It’s all about the anticipated scenario(s). 12-24 hours given in the OP probably won’t cover walking home from 2 states away in the woods, that’s probably going to take a 30-40 lb pack like I used to take when backpacking overnights, depending on water availability and current weather
True enough. I only mention long distance to set up the entire range within which my short-term bag has a function. Twelve to 24 hours doesn’t get me home from the grocery store without a motor vehicle — probably from the neighbors two doors down if uninjured (i.e.10–12 miles).
Any “get home” without transport will put me out into the environment for at least 12-24hrs. I may or may not encounter assistance along the way. Meeting those first needs is the point of my kit.
Maybe I’ll get to move somewhere that spread out, next move…next move
A truck blew out a tire on I-5 as we were driving home from LA. A chunk of it landed in front of us and we were hemmed in on both sides by traffic so I straddled the chunk hoping to run over it wiith no damage.
That didn’t happen. The front air dam curled under and wedged againt the tires causing mischief.
Fortunatly I had a length of poly twine in the trunk left over from a past Christmas tree purchase. I was able to bend the air dam away from the tire and lash it in place with the poly twine and that got us home.
Another time we were driving home from St. George Utah and I-15 was closed indefinately past Las Vegas due to a pile up. What got us home was a good up to date map that let us make a detour through the desert. A much faster route than the app on the I phone came up with.
Sometimes field expedient junk and analog technology will be what gets you home,
Go to Beaver Dam and head north. I’ve taken that road a few times, 2 lanes with exactly zero cars on it.
A person pretty much has to buy their baling wire these days, unless they spend time on old feed grounds. But PP baling twine which replaced it is also an excellent expedient repair material — available for the picking, wherever beer bottles are thrown in livestock country.
I have “temporary” repairs with both which might outlast me, but the materials have different strengths and weaknesses.

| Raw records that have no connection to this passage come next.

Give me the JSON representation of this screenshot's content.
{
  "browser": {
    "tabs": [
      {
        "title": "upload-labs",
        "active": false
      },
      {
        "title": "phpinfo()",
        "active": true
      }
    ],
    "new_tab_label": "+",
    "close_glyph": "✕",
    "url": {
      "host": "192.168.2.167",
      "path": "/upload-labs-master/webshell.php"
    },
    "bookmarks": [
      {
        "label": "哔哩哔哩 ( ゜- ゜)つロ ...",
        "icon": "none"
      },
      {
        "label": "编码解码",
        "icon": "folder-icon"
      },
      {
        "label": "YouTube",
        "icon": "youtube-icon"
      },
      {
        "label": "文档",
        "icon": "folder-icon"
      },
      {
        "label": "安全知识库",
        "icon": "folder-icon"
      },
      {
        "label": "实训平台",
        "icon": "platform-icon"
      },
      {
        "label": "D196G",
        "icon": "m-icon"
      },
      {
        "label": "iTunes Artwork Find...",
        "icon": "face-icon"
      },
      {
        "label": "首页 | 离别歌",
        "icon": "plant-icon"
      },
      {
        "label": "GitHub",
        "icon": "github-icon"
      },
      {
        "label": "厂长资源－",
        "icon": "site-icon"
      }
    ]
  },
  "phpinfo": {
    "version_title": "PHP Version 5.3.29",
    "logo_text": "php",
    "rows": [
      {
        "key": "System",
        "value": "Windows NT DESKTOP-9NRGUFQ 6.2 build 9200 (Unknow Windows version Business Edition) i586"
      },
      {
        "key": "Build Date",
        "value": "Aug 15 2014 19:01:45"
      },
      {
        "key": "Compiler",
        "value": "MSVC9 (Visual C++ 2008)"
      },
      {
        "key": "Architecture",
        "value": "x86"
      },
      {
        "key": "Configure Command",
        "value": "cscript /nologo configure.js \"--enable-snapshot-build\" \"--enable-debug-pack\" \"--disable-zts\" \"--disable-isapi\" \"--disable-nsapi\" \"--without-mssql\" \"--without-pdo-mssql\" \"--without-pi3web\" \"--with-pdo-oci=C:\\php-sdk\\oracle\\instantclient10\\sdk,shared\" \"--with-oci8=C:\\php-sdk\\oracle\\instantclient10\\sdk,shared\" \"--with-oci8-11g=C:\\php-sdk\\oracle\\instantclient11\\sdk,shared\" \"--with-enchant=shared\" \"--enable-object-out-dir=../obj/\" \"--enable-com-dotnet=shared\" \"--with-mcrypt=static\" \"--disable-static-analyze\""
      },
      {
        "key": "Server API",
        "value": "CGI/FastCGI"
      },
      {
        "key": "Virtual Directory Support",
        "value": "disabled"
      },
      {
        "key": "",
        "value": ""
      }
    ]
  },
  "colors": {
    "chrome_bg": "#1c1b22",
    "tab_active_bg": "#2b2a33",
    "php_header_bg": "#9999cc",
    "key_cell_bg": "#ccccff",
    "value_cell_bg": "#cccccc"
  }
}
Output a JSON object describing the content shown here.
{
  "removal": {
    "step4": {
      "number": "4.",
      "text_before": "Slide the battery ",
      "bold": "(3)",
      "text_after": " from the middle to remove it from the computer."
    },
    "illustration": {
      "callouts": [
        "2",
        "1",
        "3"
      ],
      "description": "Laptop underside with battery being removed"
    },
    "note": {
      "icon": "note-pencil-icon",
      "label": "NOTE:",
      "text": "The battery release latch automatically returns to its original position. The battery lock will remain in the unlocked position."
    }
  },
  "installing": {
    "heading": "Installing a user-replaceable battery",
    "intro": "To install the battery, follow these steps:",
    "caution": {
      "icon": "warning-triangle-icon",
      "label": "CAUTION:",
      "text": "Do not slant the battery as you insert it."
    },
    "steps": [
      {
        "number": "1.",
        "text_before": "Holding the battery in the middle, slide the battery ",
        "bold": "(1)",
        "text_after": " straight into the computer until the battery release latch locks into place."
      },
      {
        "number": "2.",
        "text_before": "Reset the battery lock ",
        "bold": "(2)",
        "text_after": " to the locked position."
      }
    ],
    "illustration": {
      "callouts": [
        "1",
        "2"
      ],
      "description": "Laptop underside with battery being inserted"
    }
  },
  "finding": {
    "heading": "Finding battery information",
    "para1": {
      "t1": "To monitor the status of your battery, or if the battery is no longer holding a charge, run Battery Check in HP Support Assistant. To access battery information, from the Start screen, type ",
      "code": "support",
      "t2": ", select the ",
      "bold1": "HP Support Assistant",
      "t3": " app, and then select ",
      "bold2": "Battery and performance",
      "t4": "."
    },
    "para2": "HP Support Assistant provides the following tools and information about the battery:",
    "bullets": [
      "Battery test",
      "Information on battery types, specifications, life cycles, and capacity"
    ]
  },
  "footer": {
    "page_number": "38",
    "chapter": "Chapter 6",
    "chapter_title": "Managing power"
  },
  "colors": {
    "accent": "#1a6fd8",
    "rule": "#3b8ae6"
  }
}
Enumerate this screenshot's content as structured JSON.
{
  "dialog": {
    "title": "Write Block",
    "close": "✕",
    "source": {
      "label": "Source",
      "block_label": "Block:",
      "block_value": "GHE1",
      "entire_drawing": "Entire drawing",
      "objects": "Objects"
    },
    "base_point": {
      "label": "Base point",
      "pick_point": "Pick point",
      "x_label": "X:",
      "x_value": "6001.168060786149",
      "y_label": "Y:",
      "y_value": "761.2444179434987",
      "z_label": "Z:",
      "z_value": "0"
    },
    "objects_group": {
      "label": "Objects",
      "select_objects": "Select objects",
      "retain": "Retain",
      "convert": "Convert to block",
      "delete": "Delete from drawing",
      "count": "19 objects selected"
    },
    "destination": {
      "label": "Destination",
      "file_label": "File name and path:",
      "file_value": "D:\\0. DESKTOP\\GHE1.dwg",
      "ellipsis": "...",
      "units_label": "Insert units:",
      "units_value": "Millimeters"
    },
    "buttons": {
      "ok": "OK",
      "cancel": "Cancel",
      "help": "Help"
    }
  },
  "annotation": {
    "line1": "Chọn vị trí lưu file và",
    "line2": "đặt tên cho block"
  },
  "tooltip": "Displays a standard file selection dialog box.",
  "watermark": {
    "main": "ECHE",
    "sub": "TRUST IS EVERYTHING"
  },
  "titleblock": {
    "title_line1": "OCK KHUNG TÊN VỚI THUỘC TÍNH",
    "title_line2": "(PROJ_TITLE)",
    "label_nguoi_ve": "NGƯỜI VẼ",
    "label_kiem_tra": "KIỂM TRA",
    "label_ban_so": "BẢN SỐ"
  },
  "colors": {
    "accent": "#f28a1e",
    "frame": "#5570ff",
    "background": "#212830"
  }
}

The twine won’t scratch your roof pod, but it also won’t hold your muffler on for very long. Wire will replace a hose clamp, but twine usually makes a more comfortable trouser clamp.
I have some similar things as others have posted; I also carry some blood stopper.
I approach this in a slightly different manner. I’ve been a back country hunter/camper since I was just a kid. My father was comfortable enough in my skills to drop me off on a small Alabama river and leave me alone for 2 weeks at a time when I was 13. I have the skill set to build a comfortable camp and then feed myself. With that in mind I have a large pack that contains everything I need to stay warm, dry, and full, for at least a full 4 weeks without rationing my supplies. My one firearm has changed little over the years. It has always been a .22 and today it is a 10/22 TD. I have a dedicated cabinet where I store my gear and my large pack and then a number of progressively smaller ones. With the smallest being a simple belt pack containing some cheap space blankets, a metal cup, fire starter, bullion cubes, individual instant coffee, water purifier straw, and a few medical things. Staying warm, dry, and drinking something warm, goes a long way in settling you down. I choose which pack to carry and what to carry in my boat, vehicle, or on me based on situation and season.
I was once in a deer camp and harvested a deer just before dusk. I was too far from camp to make it back before dark thirty so I just made a simple shelter and stayed the night. Back at camp some of the hunters got worried and wanted to start a search. My best friend told them hell no, even if he is hurt he’ll make camp, eat, and then go to sleep. He likely has a deer and we can go find him in the morning and help bring ir back to camp. When they “found” me I was eating the heart and drinking coffee.
My point is don’t over react, think small and safe. Plan your moves. Haste makes one not think clearly. Be calm and smart.